Information & Inspection Powers: Conditions and safeguards: Restrictions: Tax advisers' papers
As a general rule, you cannot require a tax adviser (including a voluntary sector adviser) to provide information or produce documents that belong to the adviser if the purpose of the information or documents was to give or get advice about another person’s (usually a client’s) tax affairs.
A tax adviser is a person appointed to give advice about the tax affairs of another person. It does not matter whether the tax adviser is appointed by that other person or by another tax adviser of that person.
The protected information or documents are called ‘relevant communications’, see CH22320.
The protection only applies when you give a notice to a tax adviser. It does not apply when you give a notice to the person whose tax position is being checked. However, the advice that a person has received from their tax adviser is not usually something that is reasonably required to check the tax position. We can normally come to our own conclusions based on the relevant facts.
Where you feel that you need to get details of the advice that a person has received from their adviser, contact Central Policy, Tax Administration Advice before taking any action. But see also the guidance in CH22260 which provides more details on what to consider in these circumstances.
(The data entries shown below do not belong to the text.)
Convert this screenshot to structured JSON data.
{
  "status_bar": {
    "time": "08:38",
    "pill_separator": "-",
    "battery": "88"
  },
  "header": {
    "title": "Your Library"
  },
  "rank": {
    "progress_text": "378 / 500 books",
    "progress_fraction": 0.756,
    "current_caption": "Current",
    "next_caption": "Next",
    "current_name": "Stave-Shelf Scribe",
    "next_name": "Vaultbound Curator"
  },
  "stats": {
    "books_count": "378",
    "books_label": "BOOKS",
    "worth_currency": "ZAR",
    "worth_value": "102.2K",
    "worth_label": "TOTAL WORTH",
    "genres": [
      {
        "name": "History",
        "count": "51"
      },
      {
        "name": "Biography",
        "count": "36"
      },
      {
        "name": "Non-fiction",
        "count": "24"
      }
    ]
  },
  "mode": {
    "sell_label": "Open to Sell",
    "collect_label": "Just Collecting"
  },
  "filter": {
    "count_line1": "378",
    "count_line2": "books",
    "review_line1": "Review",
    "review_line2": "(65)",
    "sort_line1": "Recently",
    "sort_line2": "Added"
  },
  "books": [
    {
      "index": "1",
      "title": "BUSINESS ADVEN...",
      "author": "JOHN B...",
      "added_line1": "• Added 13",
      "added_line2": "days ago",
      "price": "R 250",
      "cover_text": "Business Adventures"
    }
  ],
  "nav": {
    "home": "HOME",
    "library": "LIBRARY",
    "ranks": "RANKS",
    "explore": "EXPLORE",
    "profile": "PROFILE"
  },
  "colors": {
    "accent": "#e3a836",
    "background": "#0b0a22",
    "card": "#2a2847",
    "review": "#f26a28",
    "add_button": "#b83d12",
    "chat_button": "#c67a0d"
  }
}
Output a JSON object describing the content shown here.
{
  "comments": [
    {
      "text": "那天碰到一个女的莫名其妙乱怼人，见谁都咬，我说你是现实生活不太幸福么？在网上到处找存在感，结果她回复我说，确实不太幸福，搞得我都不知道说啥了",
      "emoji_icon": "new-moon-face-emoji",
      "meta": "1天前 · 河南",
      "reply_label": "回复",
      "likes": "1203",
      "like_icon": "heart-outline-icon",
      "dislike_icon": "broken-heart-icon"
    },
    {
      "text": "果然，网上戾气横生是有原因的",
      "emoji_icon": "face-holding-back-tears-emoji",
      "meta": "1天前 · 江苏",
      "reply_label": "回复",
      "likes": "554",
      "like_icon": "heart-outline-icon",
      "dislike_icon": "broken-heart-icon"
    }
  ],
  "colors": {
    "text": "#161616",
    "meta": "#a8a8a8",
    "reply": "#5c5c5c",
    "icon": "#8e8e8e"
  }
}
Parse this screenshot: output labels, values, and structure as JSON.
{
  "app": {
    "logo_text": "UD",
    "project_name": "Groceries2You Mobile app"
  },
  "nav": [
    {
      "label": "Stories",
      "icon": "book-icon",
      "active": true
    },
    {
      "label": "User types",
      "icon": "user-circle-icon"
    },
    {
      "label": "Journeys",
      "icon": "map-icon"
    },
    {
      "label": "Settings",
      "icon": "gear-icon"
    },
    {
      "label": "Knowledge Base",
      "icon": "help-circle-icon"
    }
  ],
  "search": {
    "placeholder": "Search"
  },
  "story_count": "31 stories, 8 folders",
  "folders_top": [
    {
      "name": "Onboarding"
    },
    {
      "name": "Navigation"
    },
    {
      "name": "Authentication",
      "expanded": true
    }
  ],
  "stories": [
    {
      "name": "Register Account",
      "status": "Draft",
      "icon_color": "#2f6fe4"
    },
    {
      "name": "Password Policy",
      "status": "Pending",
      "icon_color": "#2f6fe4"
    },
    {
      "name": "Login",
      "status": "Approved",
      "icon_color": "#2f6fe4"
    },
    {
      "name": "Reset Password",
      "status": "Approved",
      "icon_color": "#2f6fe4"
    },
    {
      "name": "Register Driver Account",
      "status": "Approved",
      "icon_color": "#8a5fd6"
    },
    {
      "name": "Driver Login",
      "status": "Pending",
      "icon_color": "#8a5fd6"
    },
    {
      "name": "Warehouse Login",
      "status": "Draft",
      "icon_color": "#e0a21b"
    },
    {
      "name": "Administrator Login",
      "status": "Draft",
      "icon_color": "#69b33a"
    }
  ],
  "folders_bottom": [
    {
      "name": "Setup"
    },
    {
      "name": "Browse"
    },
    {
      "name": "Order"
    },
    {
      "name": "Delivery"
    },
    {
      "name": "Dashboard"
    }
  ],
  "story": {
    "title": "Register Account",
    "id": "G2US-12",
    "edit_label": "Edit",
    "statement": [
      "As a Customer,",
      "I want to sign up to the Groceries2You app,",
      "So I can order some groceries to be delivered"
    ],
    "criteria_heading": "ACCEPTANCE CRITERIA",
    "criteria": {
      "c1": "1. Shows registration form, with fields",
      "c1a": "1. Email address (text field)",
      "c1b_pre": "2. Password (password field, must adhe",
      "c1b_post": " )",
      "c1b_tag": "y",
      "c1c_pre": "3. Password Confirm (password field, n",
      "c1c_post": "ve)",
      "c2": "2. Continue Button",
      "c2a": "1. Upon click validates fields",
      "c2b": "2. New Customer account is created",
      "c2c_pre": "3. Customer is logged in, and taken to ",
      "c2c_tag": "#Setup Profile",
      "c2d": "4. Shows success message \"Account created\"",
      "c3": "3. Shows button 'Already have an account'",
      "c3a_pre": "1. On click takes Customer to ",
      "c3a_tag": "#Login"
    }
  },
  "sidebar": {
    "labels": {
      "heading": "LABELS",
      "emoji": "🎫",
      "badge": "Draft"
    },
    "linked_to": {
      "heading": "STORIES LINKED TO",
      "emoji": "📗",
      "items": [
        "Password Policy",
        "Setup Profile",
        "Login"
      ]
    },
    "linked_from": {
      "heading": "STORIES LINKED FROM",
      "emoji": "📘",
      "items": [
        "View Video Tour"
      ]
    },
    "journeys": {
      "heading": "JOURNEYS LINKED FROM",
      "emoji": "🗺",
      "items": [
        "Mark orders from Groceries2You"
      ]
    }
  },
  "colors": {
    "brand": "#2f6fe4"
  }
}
An adviser may refuse to comply with a notice on the grounds that it would breach client confidentiality. There is no exemption from an information notice on the grounds of confidentiality alone, but you may need to reconsider the application of Article 8 in the light of representations made to you, see CH21340.
Where information is withheld about clients other than the person whose tax position is being checked, perhaps through some form of editing (redaction), see CH23320.
There are circumstances where a tax adviser can be required to provide information or produce documents that would otherwise be protected, see CH22340.